Developer Peel Land and Property says its outline proposals to transform 26 acres of brownfield land on part of Chatham Docks into a mixed-use development have been given the thumbs up by local residents. The company says its surveys show 90 per cent of locals support the scheme.
The proposed Chatham Waters scheme will provide an employment-led mixed-use redevelopment of the site including a commercial heart incorporating office space, education facilities, an ‘EventCity’, and a hotel alongside apartments and townhouses, plus landscaped public areas and an anchor foodstore.
The developer is set to submit outline plans to Medway Council next month.
Judge quashes abattoir consent
A High Court judge has quashed a decision by Northern Ireland’s Planning Service to give the go-ahead for an abattoir to operate beside two drugs manufacturing sites in Larne.
Mr Justice Treacy overturned the granting of planning permission to Topping Meats because a requirement to notify neighbours was not met.
He also identified a failure by the Planning Service to take into account the type of operations run by the pharmaceutical firms.
The judge said that allowing the planning permission to remain in place could have "very serious consequences, amongst other things, for the manufacturing of human medicine and blood products".
NI planning applications still falling
Provisional figures just published reveal that the number of planning applications being submitted in Northern Ireland is still falling, down by 17 per cent on the same quarter last year.
The statistics showed that during the period April – June 2011/12, just under 4,000 applications were received, around half the level of four years ago. Planning applications for residential development were down by 28 per cent, the Department of the Environment said.
Planning performance, in terms of application processing times, for major, intermediate, and minor applications for quarter 1 2011/12 were all lower than the levels achieved for the corresponding quarter the previous year.
Green energy developments in Wales

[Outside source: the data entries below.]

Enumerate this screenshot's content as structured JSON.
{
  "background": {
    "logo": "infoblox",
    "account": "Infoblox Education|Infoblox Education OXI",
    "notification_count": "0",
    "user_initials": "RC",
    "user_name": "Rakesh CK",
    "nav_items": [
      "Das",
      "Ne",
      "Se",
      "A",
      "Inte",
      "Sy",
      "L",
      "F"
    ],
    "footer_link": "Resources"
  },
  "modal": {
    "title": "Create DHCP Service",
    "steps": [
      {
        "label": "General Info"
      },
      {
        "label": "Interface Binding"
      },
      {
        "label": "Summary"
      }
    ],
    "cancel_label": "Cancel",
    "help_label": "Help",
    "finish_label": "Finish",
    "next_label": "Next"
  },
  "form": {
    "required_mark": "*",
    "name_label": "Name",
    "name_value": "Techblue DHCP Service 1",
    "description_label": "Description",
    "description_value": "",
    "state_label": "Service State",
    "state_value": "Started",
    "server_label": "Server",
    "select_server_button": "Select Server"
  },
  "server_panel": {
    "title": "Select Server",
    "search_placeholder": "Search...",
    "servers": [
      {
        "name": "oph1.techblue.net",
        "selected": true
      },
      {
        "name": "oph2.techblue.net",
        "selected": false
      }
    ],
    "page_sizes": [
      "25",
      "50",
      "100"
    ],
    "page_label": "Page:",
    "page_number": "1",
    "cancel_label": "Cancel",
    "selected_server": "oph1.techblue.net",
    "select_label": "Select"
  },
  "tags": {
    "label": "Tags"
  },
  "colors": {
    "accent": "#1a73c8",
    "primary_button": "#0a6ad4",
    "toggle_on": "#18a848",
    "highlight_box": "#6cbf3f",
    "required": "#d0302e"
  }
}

Welsh Business and Enterprise Minister Edwina Hart has welcomed announcements of two major green energy projects that have the potential to create more than 500 jobs at Anglesey and the Port of Mostyn.

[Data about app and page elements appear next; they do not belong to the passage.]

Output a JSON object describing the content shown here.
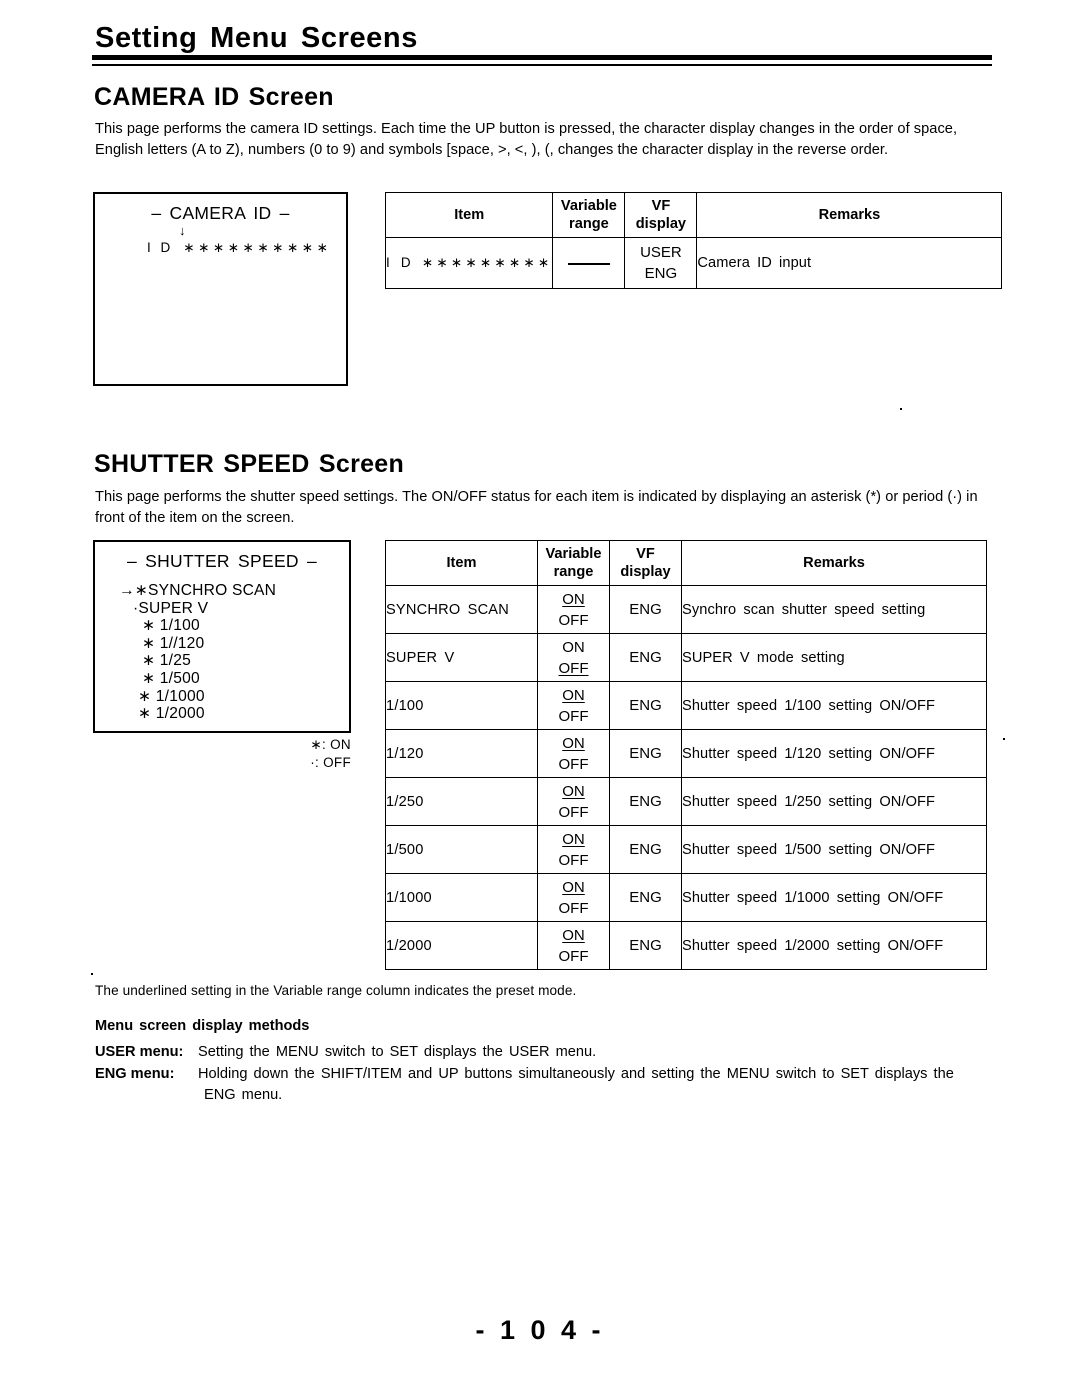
{
  "document": {
    "page_title": "Setting Menu Screens",
    "page_number": "- 1 0 4 -"
  },
  "sections": [
    {
      "heading": "CAMERA ID Screen",
      "intro": "This page performs the camera ID settings. Each time the UP button is pressed, the character display changes in the order of space, English letters (A to Z), numbers (0 to 9) and symbols [space, >, <, ), (, changes the character display in the reverse order.",
      "screen": {
        "title": "–  CAMERA  ID  –",
        "arrow_glyph": "↓",
        "id_label": "I D",
        "id_stars": "∗∗∗∗∗∗∗∗∗∗"
      },
      "table": {
        "headers": {
          "item": "Item",
          "range_line1": "Variable",
          "range_line2": "range",
          "vf_line1": "VF",
          "vf_line2": "display",
          "remarks": "Remarks"
        },
        "rows": [
          {
            "item_label": "I D",
            "item_stars": "∗∗∗∗∗∗∗∗∗",
            "range_type": "dash",
            "range_on": "",
            "range_off": "",
            "vf_line1": "USER",
            "vf_line2": "ENG",
            "remarks": "Camera ID input"
          }
        ]
      }
    },
    {
      "heading": "SHUTTER SPEED Screen",
      "intro": "This page performs the shutter speed settings. The ON/OFF status for each item is indicated by displaying an asterisk (*) or period (·) in front of the item on the screen.",
      "screen": {
        "title": "–  SHUTTER  SPEED  –",
        "items": [
          "→∗SYNCHRO  SCAN",
          "·SUPER V",
          "∗ 1/100",
          "∗ 1//120",
          "∗ 1/25",
          "∗ 1/500",
          "∗ 1/1000",
          "∗ 1/2000"
        ],
        "legend_on": "∗: ON",
        "legend_off": "·: OFF"
      },
      "table": {
        "headers": {
          "item": "Item",
          "range_line1": "Variable",
          "range_line2": "range",
          "vf_line1": "VF",
          "vf_line2": "display",
          "remarks": "Remarks"
        },
        "rows": [
          {
            "item": "SYNCHRO  SCAN",
            "range_on": "ON",
            "range_off": "OFF",
            "preset": "ON",
            "vf": "ENG",
            "remarks": "Synchro  scan  shutter  speed  setting"
          },
          {
            "item": "SUPER  V",
            "range_on": "ON",
            "range_off": "OFF",
            "preset": "OFF",
            "vf": "ENG",
            "remarks": "SUPER  V  mode  setting"
          },
          {
            "item": "1/100",
            "range_on": "ON",
            "range_off": "OFF",
            "preset": "ON",
            "vf": "ENG",
            "remarks": "Shutter  speed  1/100  setting  ON/OFF"
          },
          {
            "item": "1/120",
            "range_on": "ON",
            "range_off": "OFF",
            "preset": "ON",
            "vf": "ENG",
            "remarks": "Shutter  speed  1/120  setting  ON/OFF"
          },
          {
            "item": "1/250",
            "range_on": "ON",
            "range_off": "OFF",
            "preset": "ON",
            "vf": "ENG",
            "remarks": "Shutter  speed  1/250  setting  ON/OFF"
          },
          {
            "item": "1/500",
            "range_on": "ON",
            "range_off": "OFF",
            "preset": "ON",
            "vf": "ENG",
            "remarks": "Shutter  speed  1/500  setting  ON/OFF"
          },
          {
            "item": "1/1000",
            "range_on": "ON",
            "range_off": "OFF",
            "preset": "ON",
            "vf": "ENG",
            "remarks": "Shutter  speed  1/1000  setting  ON/OFF"
          },
          {
            "item": "1/2000",
            "range_on": "ON",
            "range_off": "OFF",
            "preset": "ON",
            "vf": "ENG",
            "remarks": "Shutter  speed  1/2000  setting  ON/OFF"
          }
        ]
      }
    }
  ],
  "footnotes": {
    "preset_note": "The underlined setting in the Variable range column indicates the preset mode.",
    "methods_heading": "Menu screen display methods",
    "user_label": "USER menu:",
    "user_text": "Setting the MENU switch to SET displays the USER menu.",
    "eng_label": "ENG  menu:",
    "eng_text": "Holding down the SHIFT/ITEM and UP buttons simultaneously and setting the MENU switch to SET displays the",
    "eng_text_cont": "ENG menu."
  }
}
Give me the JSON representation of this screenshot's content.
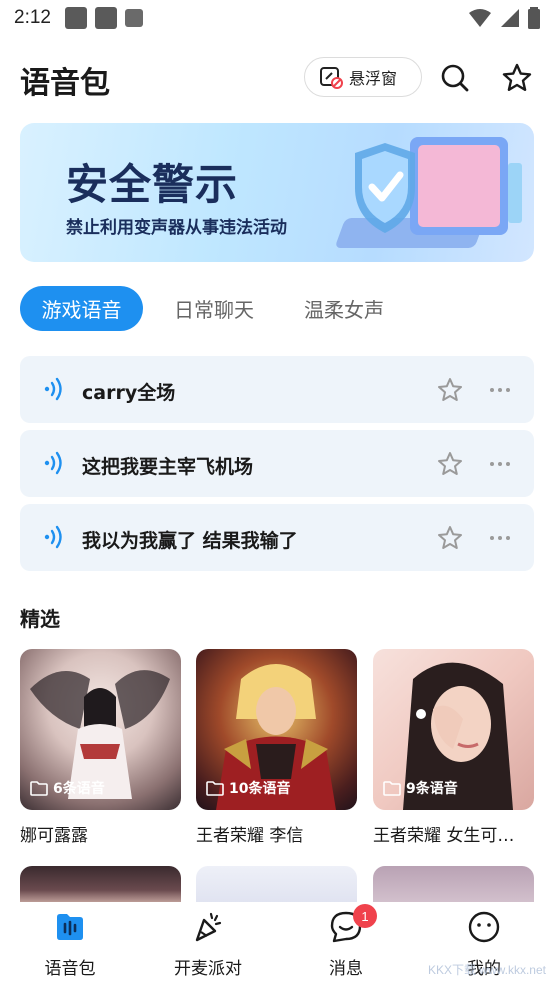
{
  "status_bar": {
    "time": "2:12"
  },
  "header": {
    "title": "语音包",
    "float_window_label": "悬浮窗"
  },
  "banner": {
    "title": "安全警示",
    "subtitle": "禁止利用变声器从事违法活动"
  },
  "tabs": [
    {
      "label": "游戏语音",
      "active": true
    },
    {
      "label": "日常聊天",
      "active": false
    },
    {
      "label": "温柔女声",
      "active": false
    }
  ],
  "voices": [
    {
      "text": "carry全场"
    },
    {
      "text": "这把我要主宰飞机场"
    },
    {
      "text": "我以为我赢了 结果我输了"
    }
  ],
  "selected": {
    "title": "精选",
    "cards": [
      {
        "name": "娜可露露",
        "count": "6条语音"
      },
      {
        "name": "王者荣耀 李信",
        "count": "10条语音"
      },
      {
        "name": "王者荣耀 女生可…",
        "count": "9条语音"
      }
    ]
  },
  "bottom_nav": {
    "items": [
      {
        "label": "语音包",
        "icon": "voice-pack-icon",
        "active": true
      },
      {
        "label": "开麦派对",
        "icon": "party-icon"
      },
      {
        "label": "消息",
        "icon": "message-icon",
        "badge": "1"
      },
      {
        "label": "我的",
        "icon": "profile-icon"
      }
    ]
  },
  "colors": {
    "accent": "#1e90f0",
    "voice_bg": "#eef4fa",
    "badge": "#f0424c"
  },
  "watermark": "KKX下载 www.kkx.net"
}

Lateral Power has been selected as preferred bidder for development of an innovative new Welsh Eco Park on the site of the former aluminium smelter on Anglesey. It is planning a 299 megawatt biomass power plant there.
Meanwhile, RWE npower renewables has announced that the Port of Mostyn will be the operations and maintenance base for the giant Gwynt y Môr offshore wind farm, in a deal worth over £50m, and creating another 100 long-term skilled engineering jobs.
New gas power station approved by Scottish ministers
Plans by Scottish Power to replace its 40-year old coal fired power station at Cockenzie in East Lothian with a new 1,000 megawatt combined cycle gas turbine (CCGT) power station have been approved by Scottish ministers.
The development will be carbon capture ready and will be required to fit full carbon capture and storage technology once it is commercially and technically proven.
A separate application for a 17.5km pipeline from the existing gas network at East Fortune to the new power station has also been approved.
Airport planning changes mooted
Northern Ireland Environment Minister Alex Attwood has started formal consultation on changes to the existing Planning Agreement between the department and George Best Belfast City Airport which controls certain aspects of the airport’s operations including the number of aircraft movements, hours of operation and the types of aircraft that can use the airport.
Devon flood protection scheme backed
Environment Agency plans to build a flood defence scheme to protect the Back Beach area of Teignmouth have been unanimously approved by the area planning committee.
The £4m scheme is designed to minimise flood risk to 413 properties, plus an additional 256 above ground level. The working dockyard, fish and new quays, and property frontages are to be incorporated into the defences.
The proposals include new flood defence walls, building on top of existing walls, using existing property frontages to increase protection and inclusion of new flood gates. The flood gates, an essential part of the new defences, will be operated by the Town Council.
6 October 2011